But if the past is connected with the present briefly in this way, the story is told in a traditional form. Michael Harvey carried me along with his fluid account, conjuring some beautiful images, although sometimes, sadly, I lost the words when he dropped his voice. I loved hearing of the connections in The Mabinogion between the constellations of the night sky and the characters in the stories – that, for example, the Milky Way is Caer Gwydion, named thus for that master magician and storyteller. At times Harvey himself created moments of magic, for example when he told how Blodeuwedd, turned into an owl for her transgressions, could hear Gwydion’s heart beating.
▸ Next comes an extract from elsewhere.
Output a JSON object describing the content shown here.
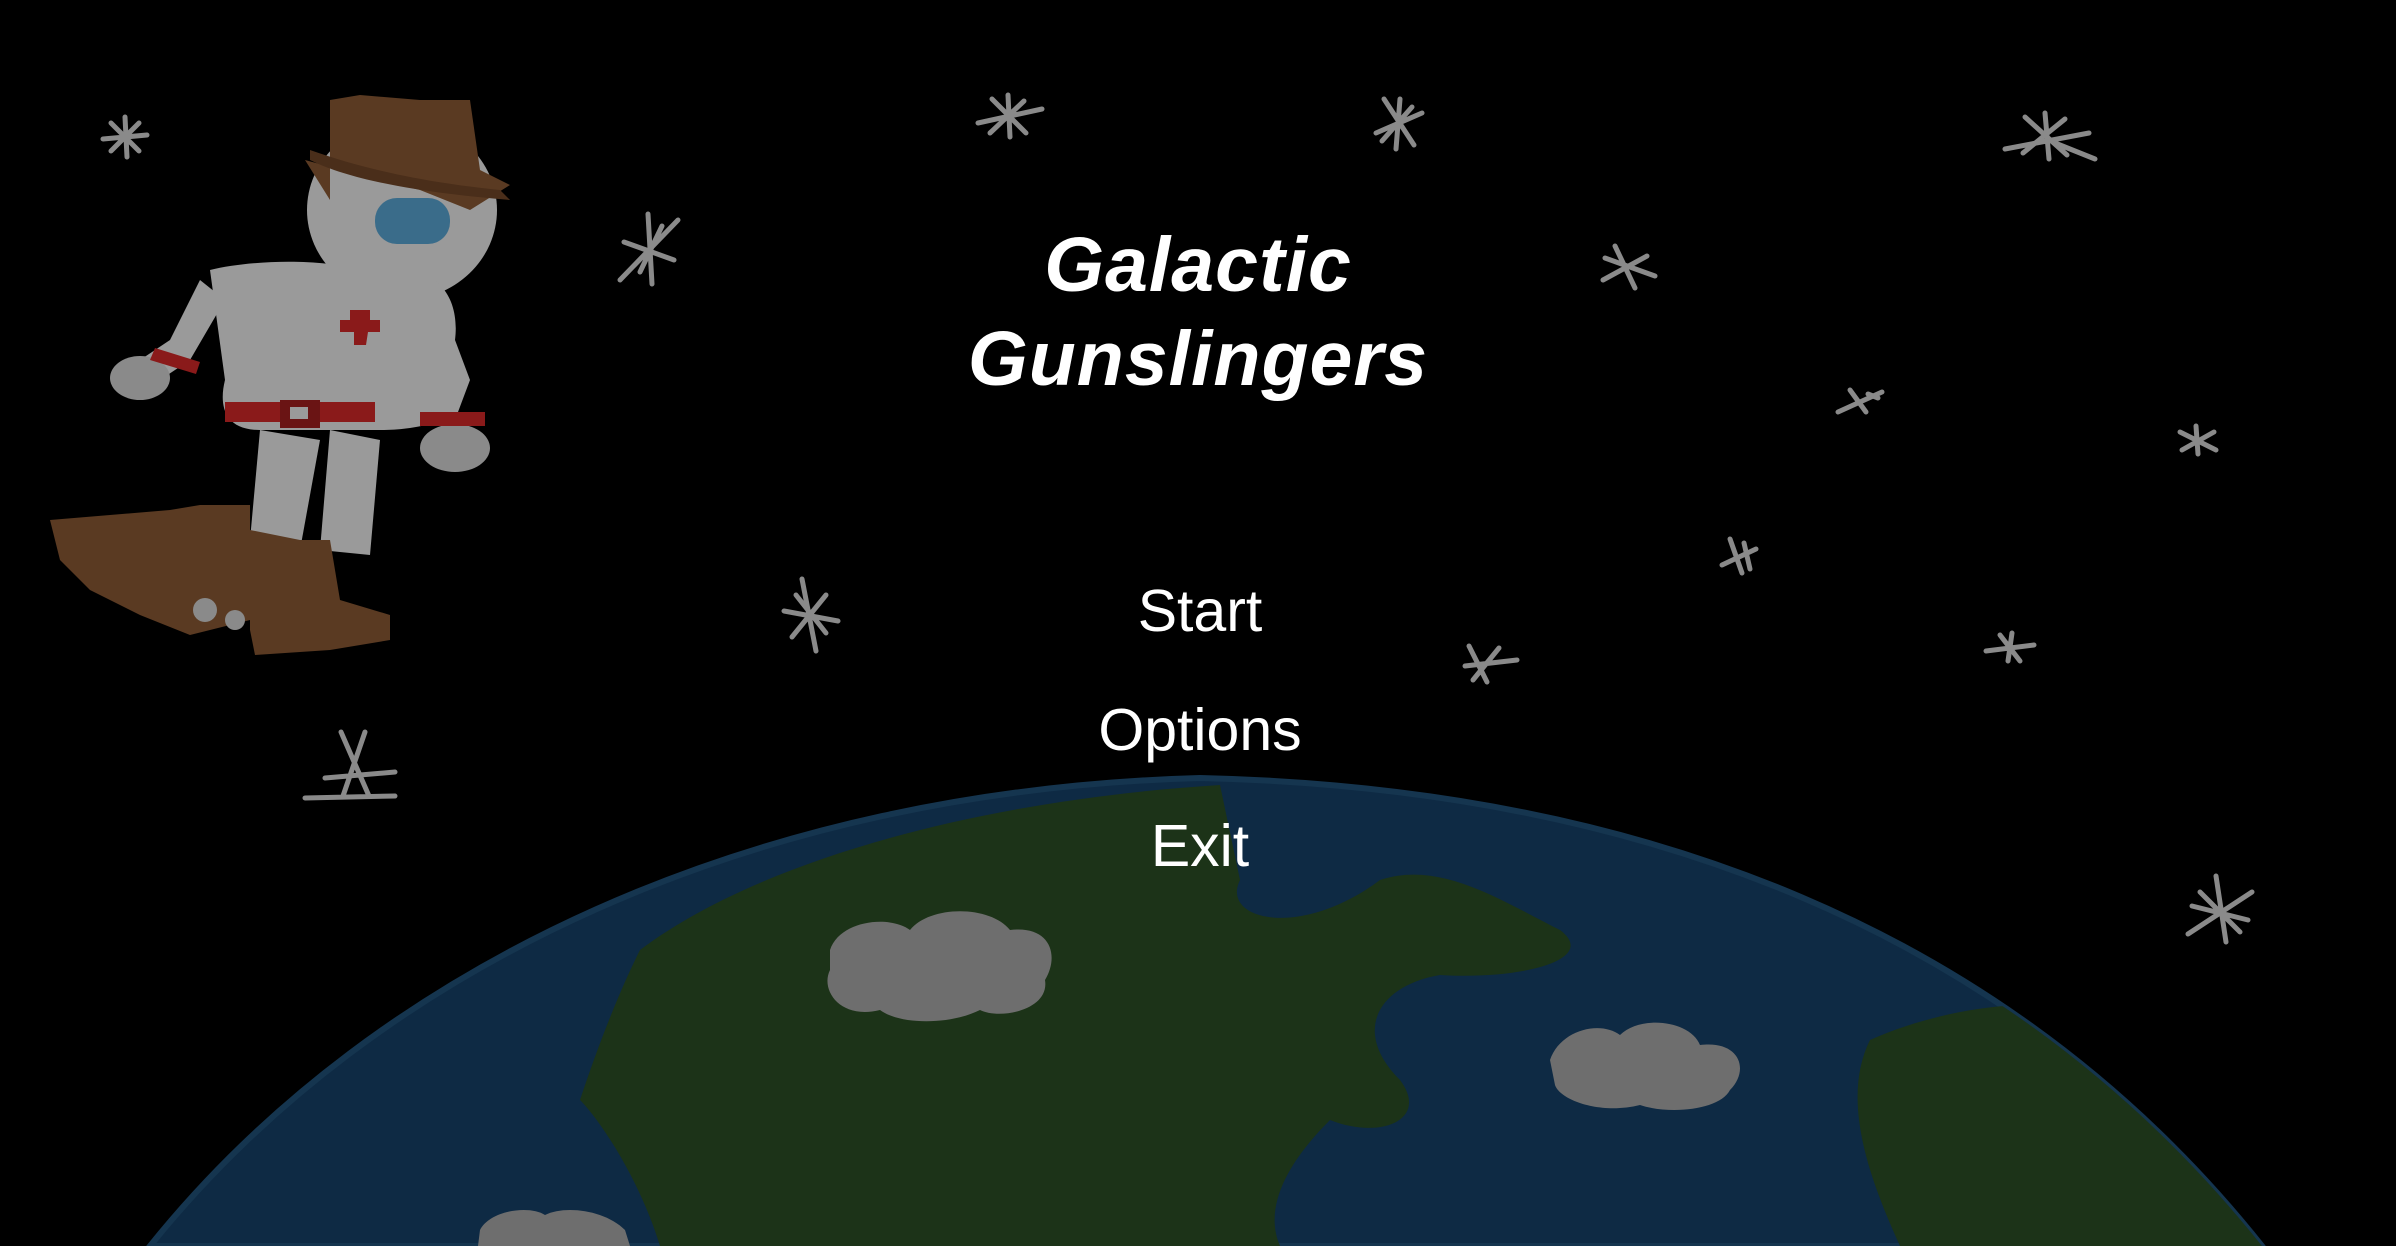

The stories are interwoven with music throughout. As composer for Dreaming the Night Field, Stacey Blythe has taken the words of traditional Welsh songs and created new music for voice, harp, accordion and percussion. Lynne Denman’s voice is pure and sweet and when she and Blythe sing in harmony the blend is exquisite. Overall the music is an eclectic mix, mainly folk-based, but sometimes pushing into discord and discomfort to mirror anguish in the stories, and at one point there is a brilliant outburst of edgy bluesy jazz.
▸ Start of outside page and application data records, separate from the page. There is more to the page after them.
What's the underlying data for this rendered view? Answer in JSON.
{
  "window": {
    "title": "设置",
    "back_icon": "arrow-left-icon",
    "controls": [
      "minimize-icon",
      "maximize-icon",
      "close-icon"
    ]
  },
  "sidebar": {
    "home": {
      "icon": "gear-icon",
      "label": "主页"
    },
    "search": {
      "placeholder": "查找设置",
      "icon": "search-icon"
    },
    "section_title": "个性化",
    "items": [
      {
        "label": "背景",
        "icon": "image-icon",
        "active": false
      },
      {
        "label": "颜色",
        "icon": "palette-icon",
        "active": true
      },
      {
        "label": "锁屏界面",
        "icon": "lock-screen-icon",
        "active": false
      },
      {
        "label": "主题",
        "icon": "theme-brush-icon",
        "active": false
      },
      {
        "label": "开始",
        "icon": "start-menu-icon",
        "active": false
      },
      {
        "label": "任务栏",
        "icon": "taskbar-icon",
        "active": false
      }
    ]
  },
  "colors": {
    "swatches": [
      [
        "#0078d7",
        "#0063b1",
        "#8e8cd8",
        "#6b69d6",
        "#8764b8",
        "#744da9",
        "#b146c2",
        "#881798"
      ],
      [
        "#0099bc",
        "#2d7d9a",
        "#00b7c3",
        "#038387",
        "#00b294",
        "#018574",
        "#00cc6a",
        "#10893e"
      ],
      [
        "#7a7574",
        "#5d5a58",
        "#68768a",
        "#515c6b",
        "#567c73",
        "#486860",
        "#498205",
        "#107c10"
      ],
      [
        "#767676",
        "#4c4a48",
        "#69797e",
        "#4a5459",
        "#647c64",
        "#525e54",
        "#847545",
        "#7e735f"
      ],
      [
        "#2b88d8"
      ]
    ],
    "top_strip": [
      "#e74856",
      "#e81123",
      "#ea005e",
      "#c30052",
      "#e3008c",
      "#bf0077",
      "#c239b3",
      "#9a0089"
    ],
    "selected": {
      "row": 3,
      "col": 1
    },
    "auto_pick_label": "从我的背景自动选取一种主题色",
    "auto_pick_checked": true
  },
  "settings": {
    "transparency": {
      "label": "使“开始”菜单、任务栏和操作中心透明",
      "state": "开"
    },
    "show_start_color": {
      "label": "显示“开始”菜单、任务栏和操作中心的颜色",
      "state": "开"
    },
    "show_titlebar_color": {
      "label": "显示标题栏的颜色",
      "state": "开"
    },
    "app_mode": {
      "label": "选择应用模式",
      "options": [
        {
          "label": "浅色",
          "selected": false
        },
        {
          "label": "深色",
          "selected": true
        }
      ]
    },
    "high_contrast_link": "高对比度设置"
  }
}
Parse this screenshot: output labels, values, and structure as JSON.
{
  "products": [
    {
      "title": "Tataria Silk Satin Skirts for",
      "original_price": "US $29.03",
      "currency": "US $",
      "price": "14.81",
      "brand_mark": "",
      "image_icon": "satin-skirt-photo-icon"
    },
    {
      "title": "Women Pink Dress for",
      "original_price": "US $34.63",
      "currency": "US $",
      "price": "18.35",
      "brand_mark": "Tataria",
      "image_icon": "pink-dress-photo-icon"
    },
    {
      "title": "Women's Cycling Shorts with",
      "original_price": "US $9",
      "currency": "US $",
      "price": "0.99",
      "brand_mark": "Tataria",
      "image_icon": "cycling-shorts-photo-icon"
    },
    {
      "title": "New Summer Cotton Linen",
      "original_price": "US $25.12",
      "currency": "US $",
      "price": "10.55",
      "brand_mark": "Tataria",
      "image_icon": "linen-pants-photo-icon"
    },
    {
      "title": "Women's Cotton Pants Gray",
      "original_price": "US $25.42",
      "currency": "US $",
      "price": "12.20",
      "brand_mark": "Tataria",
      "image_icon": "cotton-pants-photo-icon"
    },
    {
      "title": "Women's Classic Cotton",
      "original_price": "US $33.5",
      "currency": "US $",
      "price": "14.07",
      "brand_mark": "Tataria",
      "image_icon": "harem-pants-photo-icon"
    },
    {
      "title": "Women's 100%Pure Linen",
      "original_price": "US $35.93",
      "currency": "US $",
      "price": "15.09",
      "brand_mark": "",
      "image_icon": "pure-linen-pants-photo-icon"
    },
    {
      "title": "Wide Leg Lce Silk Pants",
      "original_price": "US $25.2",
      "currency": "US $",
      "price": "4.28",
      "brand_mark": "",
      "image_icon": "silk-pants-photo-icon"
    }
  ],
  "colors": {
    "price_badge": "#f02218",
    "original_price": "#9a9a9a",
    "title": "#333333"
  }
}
The trio of performers have an easy relationship on stage, obviously born out of their long experience of working together, but sometimes in this performance the dramatic tension flagged. This was not helped by sound balance issues. During the first half I was sitting in the circle of the Richard Burton Theatre. How much the balance problems were a feature of the acoustics of that space, how much to do with the way the performers were miked I do not know. Whichever, the result was a distancing of the sound. People sitting near the front of the stalls reported no problems and certainly I found the sound more immediate when I moved downstairs for the second half. However there is still an issue of balance when, as happens for substantial sections, there is spoken English together with sung Welsh, creating for me an aural confusion. Also, in the absence of English translations in the programme, for those of us without a good understanding of Welsh much of the music can only be impressionistic. I found that those sections where English as well as Welsh words were sung came into sharper focus for me.
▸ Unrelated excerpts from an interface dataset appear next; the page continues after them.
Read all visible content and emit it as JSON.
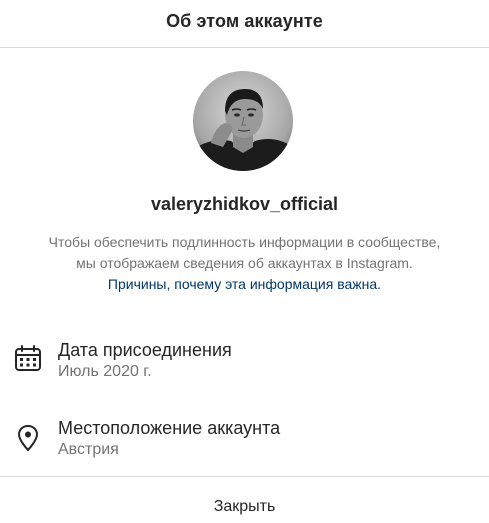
{
  "dialog": {
    "title": "Об этом аккаунте"
  },
  "profile": {
    "username": "valeryzhidkov_official",
    "avatar": "profile-photo"
  },
  "explanation": {
    "line1": "Чтобы обеспечить подлинность информации в сообществе,",
    "line2": "мы отображаем сведения об аккаунтах в Instagram.",
    "link": "Причины, почему эта информация важна."
  },
  "details": [
    {
      "icon": "calendar-icon",
      "title": "Дата присоединения",
      "value": "Июль 2020 г."
    },
    {
      "icon": "location-pin-icon",
      "title": "Местоположение аккаунта",
      "value": "Австрия"
    }
  ],
  "footer": {
    "close_label": "Закрыть"
  },
  "colors": {
    "text": "#262626",
    "secondary_text": "#737373",
    "link": "#00376b",
    "divider": "#dbdbdb"
  }
}
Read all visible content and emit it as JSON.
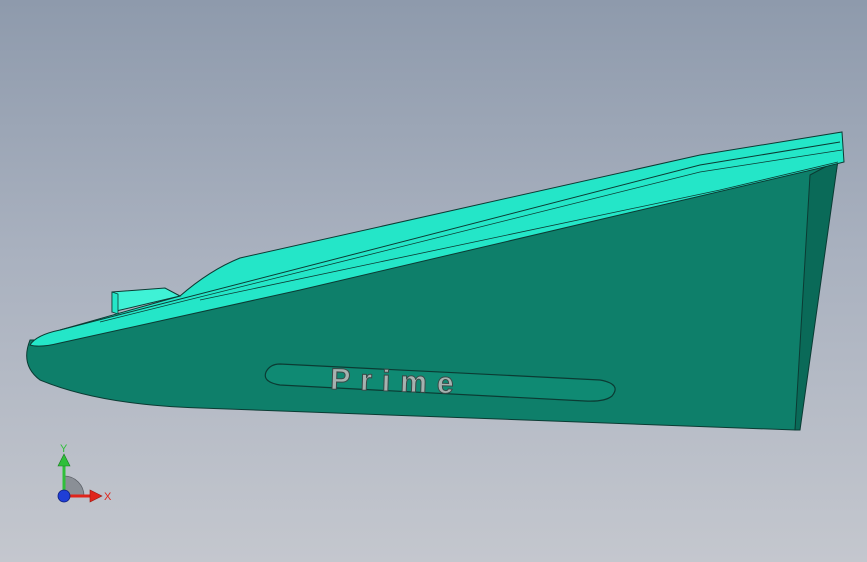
{
  "model": {
    "embossed_text": "Prime",
    "colors": {
      "body": "#0e7f6a",
      "body_dark": "#0a6a58",
      "top_face": "#24e6c8",
      "top_face_light": "#3ff2d6",
      "edge": "#0b3b33",
      "text_fill": "#a6b2b0"
    }
  },
  "triad": {
    "x_label": "X",
    "y_label": "Y",
    "colors": {
      "x": "#e0241b",
      "y": "#2fbf3a",
      "z": "#1f3ed6"
    }
  }
}
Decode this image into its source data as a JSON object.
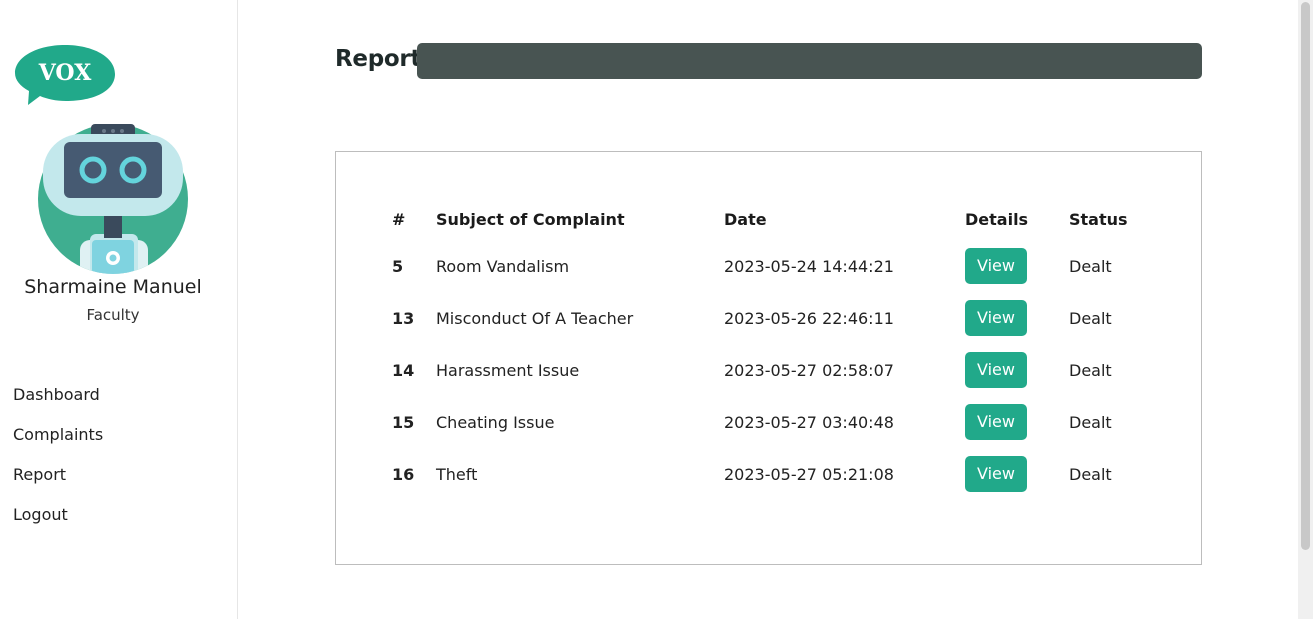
{
  "sidebar": {
    "logo_text": "VOX",
    "user_name": "Sharmaine Manuel",
    "user_role": "Faculty",
    "nav": [
      "Dashboard",
      "Complaints",
      "Report",
      "Logout"
    ]
  },
  "main": {
    "title": "Report",
    "table": {
      "headers": [
        "#",
        "Subject of Complaint",
        "Date",
        "Details",
        "Status"
      ],
      "rows": [
        {
          "id": "5",
          "subject": "Room Vandalism",
          "date": "2023-05-24 14:44:21",
          "details": "View",
          "status": "Dealt"
        },
        {
          "id": "13",
          "subject": "Misconduct Of A Teacher",
          "date": "2023-05-26 22:46:11",
          "details": "View",
          "status": "Dealt"
        },
        {
          "id": "14",
          "subject": "Harassment Issue",
          "date": "2023-05-27 02:58:07",
          "details": "View",
          "status": "Dealt"
        },
        {
          "id": "15",
          "subject": "Cheating Issue",
          "date": "2023-05-27 03:40:48",
          "details": "View",
          "status": "Dealt"
        },
        {
          "id": "16",
          "subject": "Theft",
          "date": "2023-05-27 05:21:08",
          "details": "View",
          "status": "Dealt"
        }
      ]
    }
  },
  "colors": {
    "accent": "#21a98a",
    "title_bar": "#485452"
  }
}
The set is bare apart from an array of sticks, an installation created by designer Sophia Clist in collaboration with the performers, around and through which they move. The lighting design by Gethin Stacey employs the shadows of these sticks to pleasing effect, but one which could have been developed further I felt. The sticks may also be of immense significance to the creative team, but at least in this formal theatre space they failed in their supposed role of linking the audience to the action. Maybe they work better in that respect in smaller venues, and when the performance takes place in the round rather than in this proscenium-arch theatre space.

From the enthusiastic audience reaction at the end of this performance, it was clear that many were more engaged in it than I was. I suspect that the dichotomy was between those who were looking for traditional storytelling, with its informality and asides – who got what they wanted – and those of us who sought the dramatic engagement of theatre, which this was not. Given the magical elements and theatrical possibilities of the stories of The Mabinogion, that was, for me, a disappointment.

***

Cath Barton, a regular contributor to Wales Arts Review, is an English writer who lives in Wales. She won the New Welsh Writing AmeriCymru Prize for the Novella for The Plankton Collector, which will be published in 2018 by New Welsh Review under their Rarebyte imprint. She is working on a collection of short stories inspired by the works of Hieronymus Bosch, the first of which, The Wood has Ears, The Field has Eyes, is included in issue 8 of The Lonely Crowd.